How to complete this task: The lines to copy are those in the records below that hold the word "Normal".

Source data:

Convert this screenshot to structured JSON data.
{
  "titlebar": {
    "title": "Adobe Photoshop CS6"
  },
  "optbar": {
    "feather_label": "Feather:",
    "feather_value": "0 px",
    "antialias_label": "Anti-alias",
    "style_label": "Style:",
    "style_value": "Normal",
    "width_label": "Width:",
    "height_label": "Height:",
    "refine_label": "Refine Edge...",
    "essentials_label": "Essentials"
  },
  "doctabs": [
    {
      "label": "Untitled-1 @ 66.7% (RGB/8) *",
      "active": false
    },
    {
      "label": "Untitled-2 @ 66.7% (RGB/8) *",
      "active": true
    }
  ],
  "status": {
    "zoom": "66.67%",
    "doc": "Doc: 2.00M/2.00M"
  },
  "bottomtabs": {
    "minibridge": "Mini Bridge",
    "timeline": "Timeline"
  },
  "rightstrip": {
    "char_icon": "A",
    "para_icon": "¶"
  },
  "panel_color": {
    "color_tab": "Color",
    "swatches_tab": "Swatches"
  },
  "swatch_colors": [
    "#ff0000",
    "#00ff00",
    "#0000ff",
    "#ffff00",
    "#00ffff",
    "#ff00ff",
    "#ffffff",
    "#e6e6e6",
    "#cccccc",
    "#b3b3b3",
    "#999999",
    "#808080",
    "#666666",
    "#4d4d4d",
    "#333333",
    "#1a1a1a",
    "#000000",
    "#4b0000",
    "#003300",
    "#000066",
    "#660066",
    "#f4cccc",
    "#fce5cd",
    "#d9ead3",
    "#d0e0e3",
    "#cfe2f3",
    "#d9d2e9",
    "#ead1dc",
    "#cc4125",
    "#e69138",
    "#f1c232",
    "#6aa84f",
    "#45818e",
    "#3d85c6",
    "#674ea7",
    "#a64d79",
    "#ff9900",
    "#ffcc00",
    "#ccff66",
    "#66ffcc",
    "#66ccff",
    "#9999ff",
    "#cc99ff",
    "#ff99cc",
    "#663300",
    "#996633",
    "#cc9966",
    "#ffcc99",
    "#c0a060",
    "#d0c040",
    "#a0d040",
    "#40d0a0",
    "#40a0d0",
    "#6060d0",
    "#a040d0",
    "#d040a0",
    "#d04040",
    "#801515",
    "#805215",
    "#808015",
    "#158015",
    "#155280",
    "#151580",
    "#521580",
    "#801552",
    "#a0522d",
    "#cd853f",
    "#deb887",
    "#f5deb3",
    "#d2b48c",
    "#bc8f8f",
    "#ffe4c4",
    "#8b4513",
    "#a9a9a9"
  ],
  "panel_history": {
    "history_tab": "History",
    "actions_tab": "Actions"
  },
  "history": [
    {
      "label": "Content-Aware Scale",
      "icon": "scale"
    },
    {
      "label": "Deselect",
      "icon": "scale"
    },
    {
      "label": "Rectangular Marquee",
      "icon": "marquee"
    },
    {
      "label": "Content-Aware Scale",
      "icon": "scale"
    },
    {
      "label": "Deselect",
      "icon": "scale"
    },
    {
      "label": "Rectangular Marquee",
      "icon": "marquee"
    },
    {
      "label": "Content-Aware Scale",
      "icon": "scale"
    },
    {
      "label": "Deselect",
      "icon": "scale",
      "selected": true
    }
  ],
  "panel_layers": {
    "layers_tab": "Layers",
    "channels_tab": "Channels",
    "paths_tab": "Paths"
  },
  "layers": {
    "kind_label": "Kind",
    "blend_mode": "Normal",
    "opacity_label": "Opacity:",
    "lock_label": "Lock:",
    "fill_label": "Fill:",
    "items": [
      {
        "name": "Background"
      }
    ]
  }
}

Result of this exercise:
    "style_value": "Normal",
    "blend_mode": "Normal",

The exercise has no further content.